*Image above via Tory Burch.
“Lower the volume,” Mrs. Branch used to say with an air of begrudging frustration, gesturing, desultorily, downward with her palms, when my third grade class was growing unruly. She was the teacher’s assistant, and she wore shockingly long and glamorous bright purple nails and a blinkingly blase face, and I could not grasp how those two details fit together. She would trail behind the neat line of my nineteen classmates and I with an air of apathy, but if one of the boys in my class started goofing around, she’d yank him by his shirt back into the line.
One morning, on the blacktop behind my parochial school, my classmate Justin was showing off with a kickball, punting it into clusters of classmates and swinging his legs too close to those around him. I can’t remember the specifics of my intervention, though I am sure it was graceless and flushed — only that he shoved me backwards, and as I tumbled into the hedge that lined the first floor of the school building, Mrs. Branch emerged from a creaky green metal door with more speed than I’d ever seen her use, and she plucked me out of the bushes by my shirtfront and stood me up in front of Justin and said:
“Don’t you ever — and I mean ever — hit a woman.” She was holding her pointer finger upright in Justin’s face, and his eyes were wild and animal-like, and I think I was just as scared as he was.
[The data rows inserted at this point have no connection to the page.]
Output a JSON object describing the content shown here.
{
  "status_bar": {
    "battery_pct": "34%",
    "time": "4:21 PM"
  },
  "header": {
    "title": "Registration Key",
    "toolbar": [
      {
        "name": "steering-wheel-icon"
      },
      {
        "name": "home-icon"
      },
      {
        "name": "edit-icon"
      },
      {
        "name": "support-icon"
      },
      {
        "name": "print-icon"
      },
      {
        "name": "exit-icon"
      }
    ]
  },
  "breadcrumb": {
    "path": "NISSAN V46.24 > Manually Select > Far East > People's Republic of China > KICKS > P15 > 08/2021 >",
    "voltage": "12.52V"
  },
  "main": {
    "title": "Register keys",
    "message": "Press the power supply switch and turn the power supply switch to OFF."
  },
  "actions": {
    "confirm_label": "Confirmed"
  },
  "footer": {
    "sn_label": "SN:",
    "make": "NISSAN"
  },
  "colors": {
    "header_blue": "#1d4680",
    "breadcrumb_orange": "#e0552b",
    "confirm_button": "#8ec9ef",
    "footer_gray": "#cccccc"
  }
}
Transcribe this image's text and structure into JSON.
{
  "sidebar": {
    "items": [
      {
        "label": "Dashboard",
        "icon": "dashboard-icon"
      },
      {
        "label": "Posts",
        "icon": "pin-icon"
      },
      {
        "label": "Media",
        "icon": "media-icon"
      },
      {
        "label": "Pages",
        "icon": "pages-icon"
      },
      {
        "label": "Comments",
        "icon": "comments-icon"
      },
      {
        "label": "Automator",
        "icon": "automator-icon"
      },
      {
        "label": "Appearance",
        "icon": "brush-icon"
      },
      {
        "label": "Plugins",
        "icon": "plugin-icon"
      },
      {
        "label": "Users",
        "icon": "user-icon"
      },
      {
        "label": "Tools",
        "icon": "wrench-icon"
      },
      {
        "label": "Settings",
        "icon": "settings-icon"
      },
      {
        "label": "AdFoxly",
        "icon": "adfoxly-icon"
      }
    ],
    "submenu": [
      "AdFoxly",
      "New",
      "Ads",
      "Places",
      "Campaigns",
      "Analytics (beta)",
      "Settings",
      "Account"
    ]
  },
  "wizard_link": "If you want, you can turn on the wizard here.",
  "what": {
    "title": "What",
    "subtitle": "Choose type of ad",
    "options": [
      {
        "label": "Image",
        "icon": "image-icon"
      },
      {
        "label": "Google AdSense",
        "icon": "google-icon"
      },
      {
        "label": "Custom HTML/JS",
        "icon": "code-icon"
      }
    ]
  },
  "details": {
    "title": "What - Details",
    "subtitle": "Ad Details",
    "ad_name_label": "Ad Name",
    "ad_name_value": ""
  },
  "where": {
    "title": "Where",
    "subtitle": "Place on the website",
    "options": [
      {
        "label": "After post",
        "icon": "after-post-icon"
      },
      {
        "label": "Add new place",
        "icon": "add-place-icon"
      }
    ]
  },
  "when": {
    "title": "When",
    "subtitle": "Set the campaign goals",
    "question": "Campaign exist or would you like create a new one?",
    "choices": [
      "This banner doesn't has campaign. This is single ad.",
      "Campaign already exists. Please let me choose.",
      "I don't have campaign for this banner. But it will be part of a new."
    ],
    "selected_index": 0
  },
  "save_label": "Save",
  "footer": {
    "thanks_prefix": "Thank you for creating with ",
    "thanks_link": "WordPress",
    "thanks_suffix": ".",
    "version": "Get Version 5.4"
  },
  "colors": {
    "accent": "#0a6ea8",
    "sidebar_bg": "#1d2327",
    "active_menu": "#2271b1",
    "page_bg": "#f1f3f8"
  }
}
We stood there, the three of us, in tense silence, a triangle of charged emotions and hurt.
“Yes, Mrs. Branch,” Justin said — and he said it loud, like he meant it, like she had scared the bejesus out of him, discarding the standard-issue performative mumbling I tended to hear from the chastised eight-year-old boys in my class. She lingered there, with her purple lacquered nail in his face, for another beat, and I remember finally working my eyes up to the steely set of Mrs. Branch’s face and feeling like I was seeing something I shouldn’t have, because just as she relaxed her hand, I saw her look down at the ground and shake her head in what I took to be a private gesture towards her own adult experiences, and I had a sense for what that meant and it made me feel sick and scared.
She rested her hand on my shoulder and didn’t say anything else — didn’t coddle, didn’t ask after possible injuries, didn’t fill the void with explanations. She just left her hand on my shoulder for a full and excruciating minute before she turned and retreated into the building.
I could have sworn that Mrs. Branch winked at me every now and then in the following months, though her affect was so deadpan it was hard to tell. Mainly, I was intimidated by her, and I was terrified of the private story she had conjured looking down at the asphalt that morning, and I couldn’t see her wave her fancy purple nails without thinking about it all.
My sophomore or junior year of high school, I caught word that Mrs. Branch had passed away, and I wondered about her and thought, fleetingly, about tracking down the details of her funeral — but I was self-absorbed and immature and such effort seemed beyond my ken, and so, selfishly, I did nothing. I don’t know why she crossed through my mind the other day for the first time in perhaps a decade, but there she was, her tarrying gait and her purple nails and her breathless, immediate intervention on my behalf and on behalf of women everywhere, for that matter.
Every now and then, my adult life has intersected with a person of serious backbone, and I have left these interactions enriched and humbled and doubled-down in my own convictions. But when you are young, you see only the shape of severity. You shy away from that person, feeling uncomfortable with the unusual-for-the-grown-ups-you-know breadth of her expressiveness. At the same time, you draw careful lines around the subject at hand. You whisper about it when it comes up again: “I think he tried to hit a girl” — with your eyes are wide as saucers and your face screwed up in horror at the fact that a serious transgression — an adult-sized one — has been made.
Only with the passage of time have I wondered about Mrs. Branch, have I wanted to go back and thank her, my callow fear of her having given way to a kind of understanding only age can afford. I am probably not that much younger than Mrs. Branch was when she looked after me in third grade, and I wonder about her, and I think that she might have been one of those women planting trees under whose shade she had no time to sit.
And in honor of the many guardian angels that take the shape of teachers and teaching assistants.
+Still a few sizes left in mini’s ($18!) adorable fall knit dress, which is now also available in gray.
+In love with this glen plaid coat.
+Custom vinyl labels — eat your heart out, fellow organization-obsessed Type As.
+These star-print ice cream bowls are adorable.
+Love these lamps for a nursery.
+People absolutely love these insulated coffee mugs. As a mother who frequently drinks her coffee on the tepid side, I can see why.
+Yoga mat cleaner! I just dusted my old yoga mat off so that I can do crunches/push-ups post-run (slowly and modestly adding to my fitness regimen) and this will do the trick.
+Love these big black shades.
+This faux shearling coat is absolutely adorable for a little girl.
+Obsessed with this feminine sweater.